Do a search online to read more. The point here is that in the state of Tennessee these things are not a light matter. Drunk drivers getting arrested may undergo severe hardship including license suspension and much more.

If you’ve encountered a DUI roadblock you might want to abide by the wishes of your local law enforcement agency in Knox county. A sobriety checkpoint may or may not get you arrested according to state law. There may be some other traffic violation that police officers will use for catching drunk drivers. Regardless, getting experienced legal representation with a competent law firm could make a difference in your case.

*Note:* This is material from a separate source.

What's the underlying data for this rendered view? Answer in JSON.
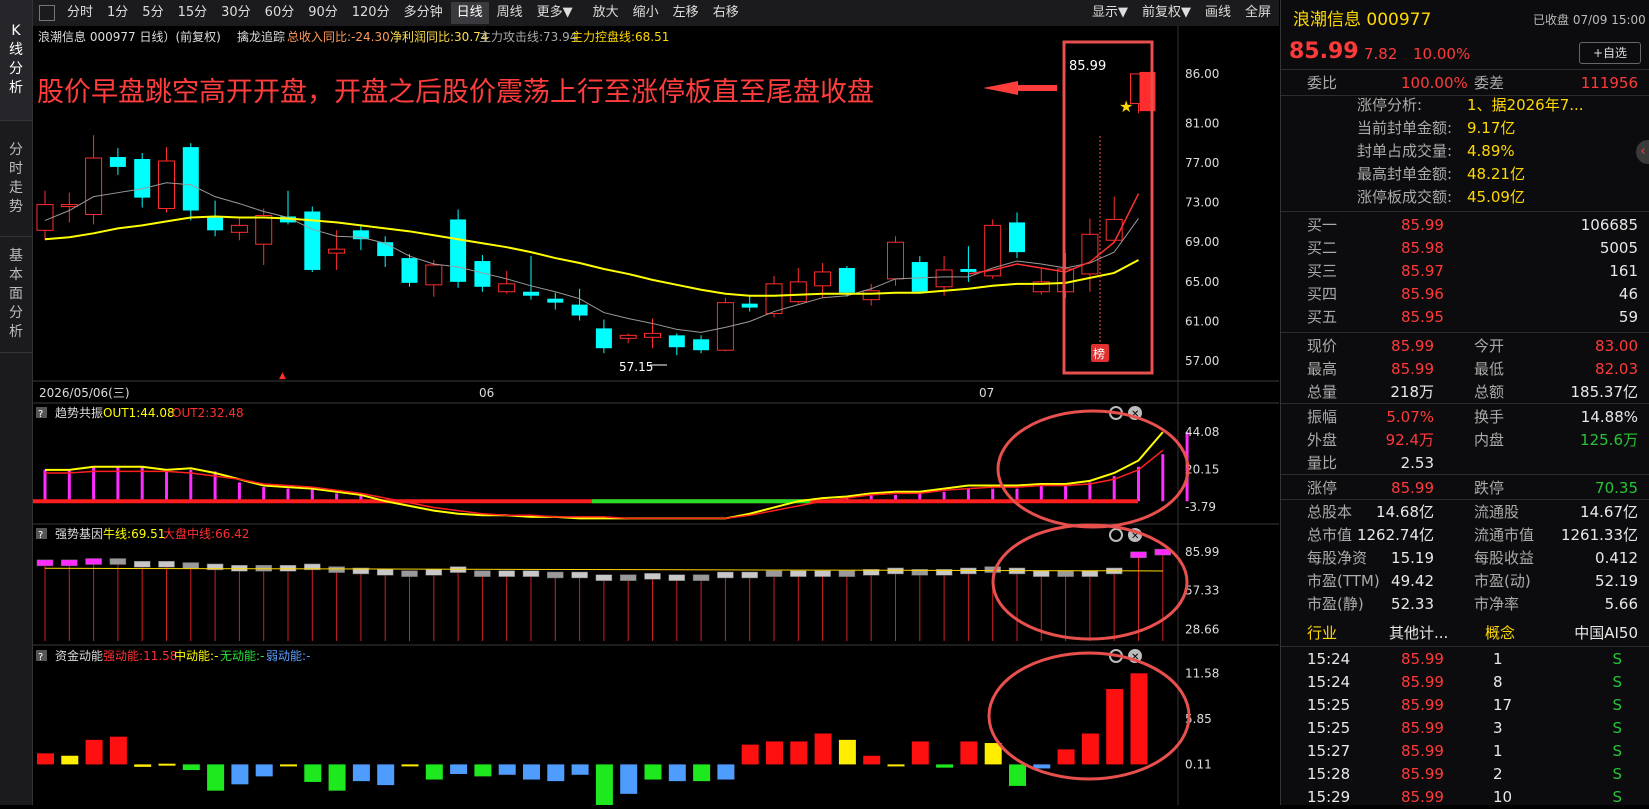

Sobriety Checkpoints: Final Thoughts

Law enforcement officers set up the upcoming DUI checkpoints throughout the state and city. You might notice marked police cars looking out for impaired driving. The police are located where DUI checkpoints are, ready to catch their next driver. The US Constitution law forbids unreasonable search and seizure, but it also gives a few exceptions. The Supreme Court ruled that sobriety checkpoints are lawful under the Constitution. These checkpoints must follow several rules to be legal.

If you’re asking yourself “Where are DUI checkpoints tonight?” or “Where are DUI checkpoints usually located?” these are hard questions to answer. You’re welcome to ask local law enforcement agencies, but they might not want tell you. If the police know, then patrons will also. It’s best to go into a checkpoint knowing that you’re going to walk away without a DUI, but it could still be a good idea to keep these tips in mind if ever stopped by law enforcement at a checkpoint:

Never get out of your car. If you have been drinking, officers cannot make an arrest if they don’t think you’ve been driving drunk. They can only make sure that you haven’t been drinking while operating the vehicle—not after. If anything about your behavior suggests impairment, officers will likely ask you to step out of the vehicle for further testing and inspection .

Stay sober and calm! DUI checkpoint laws can be complex, so contact the best Knoxville DUI lawyer you can find. Feel free to ask as many questions you have. Approaching a sobriety checkpoint doesn’t have to be daunting. Police vehicles don’t have to be scary. If you have a valid license and you’re not concerned about your blood alcohol content, then you may not have anything to worry about.